Entrance to Cactus Pool and Recreation center.
The entrance to my new home pool.

Can you help me with N, Q and X animals?

Back to the pool again

swimming pool in Palm Springs
Our beautiful Palm Springs city pool where our team practices.

I did it! I finally drove to the pool today for lap swimming. I haven’t been swimming since I moved four months ago. I used to live a mile from the pool and it was a big part of our lives. From swim mom to swimmer, I built friendships and healthy habits around the pool. It’s now a 30-minute drive and it’s much easier to find an excuse not to go than when I lived close by. Plus, I had friends who were there and we’d text and call to encourage each other to go.

Today, I drove by myself to a pool where nobody talked to me except the lady who took my $3. It was so hard to swim! My shoulders were tight. I got winded so easily. I noticed most of the swimmers were women who had their hair up and wore visors or hats.They used kickboards or walked. I felt like a superstar for actually swimming with my face in the water and managing an occasional flip turn!

Looking back at the pandemic, and then my move, it’s been a year of mostly not swimming. I hope I can get back into my swimming shape again soon. I can’t believe how hard it is!

Pool in north Scottsdale
My new pool.

Here’s what I wrote last fall:

Today I am returning to the pool. I’m nervous yet excited. I haven’t been swimming at the city pool for months — since February would be my best guess. The pool quickly shut down when shelter-in-place began in March. It reopened while we were out of town in August.

Although I keep saying that swimming outdoors should be perfectly safe, I’ve been a little bit afraid to swim anywhere but in my backyard. I tried swimming at home with a bungee cord, which is hard because it’s boring! Plus it’s swimming against resistance.

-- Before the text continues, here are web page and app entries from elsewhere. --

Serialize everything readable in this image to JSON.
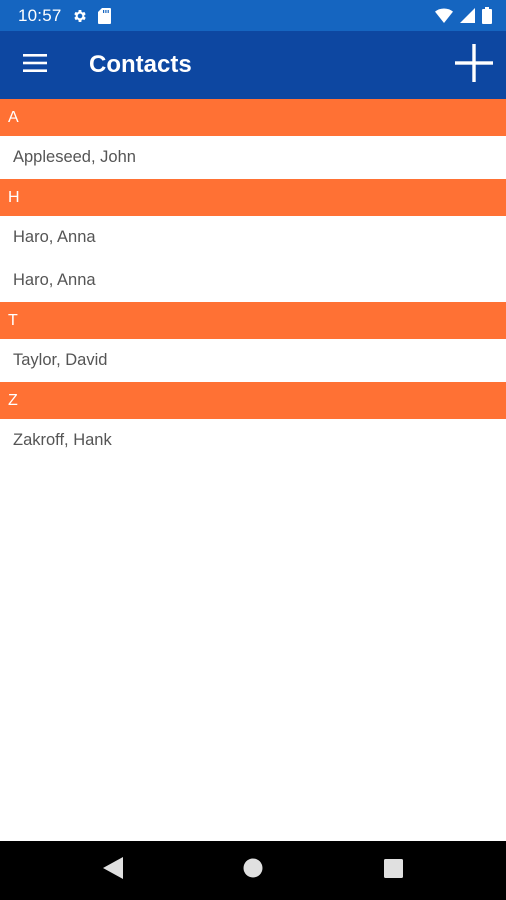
{
  "status_bar": {
    "time": "10:57",
    "icons": [
      "gear-icon",
      "sd-card-icon",
      "wifi-icon",
      "signal-icon",
      "battery-icon"
    ]
  },
  "app_bar": {
    "title": "Contacts",
    "menu_icon": "hamburger-menu-icon",
    "add_icon": "plus-icon"
  },
  "colors": {
    "status_bar": "#1565c0",
    "app_bar": "#0d47a1",
    "section_header": "#ff7134",
    "nav_bar": "#000000"
  },
  "sections": [
    {
      "letter": "A",
      "contacts": [
        "Appleseed, John"
      ]
    },
    {
      "letter": "H",
      "contacts": [
        "Haro, Anna",
        "Haro, Anna"
      ]
    },
    {
      "letter": "T",
      "contacts": [
        "Taylor, David"
      ]
    },
    {
      "letter": "Z",
      "contacts": [
        "Zakroff, Hank"
      ]
    }
  ],
  "nav_bar": {
    "icons": [
      "back-icon",
      "home-icon",
      "recents-icon"
    ]
  }
}
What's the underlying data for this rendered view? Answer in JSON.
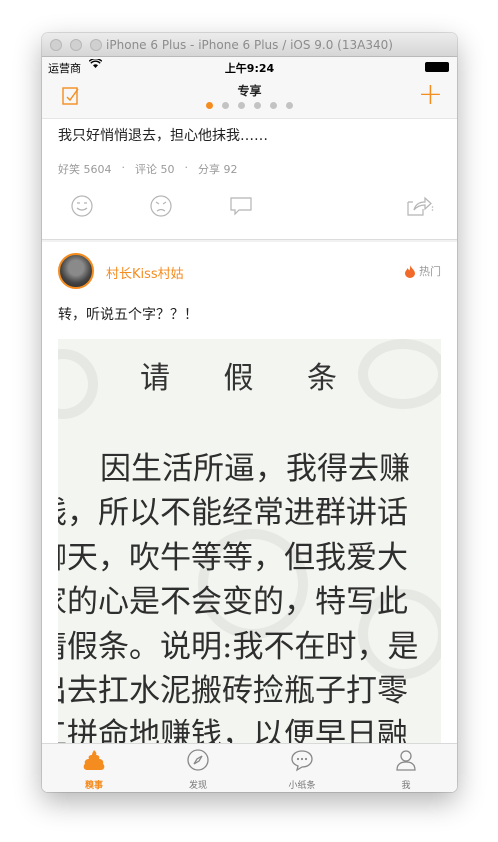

I see one of my Piranha Masters friends at the park during my morning walks. He’s been swimming three times a week and asked me to join him this week. It’s been my goal to return to swimming, so I’m diving back in. I’ve also invited Linda, my Masters buddy and fellow swim mom, to join us.

I think getting back in the swim of things is going to make a big improvement to my overall health — physically and mentally.

It’s time to get ready. I wonder if my swimsuit still fits?

bungee swimming in pool
My daughter using the bungee in our backyard.

What have you had a hard time doing because of the global pandemic?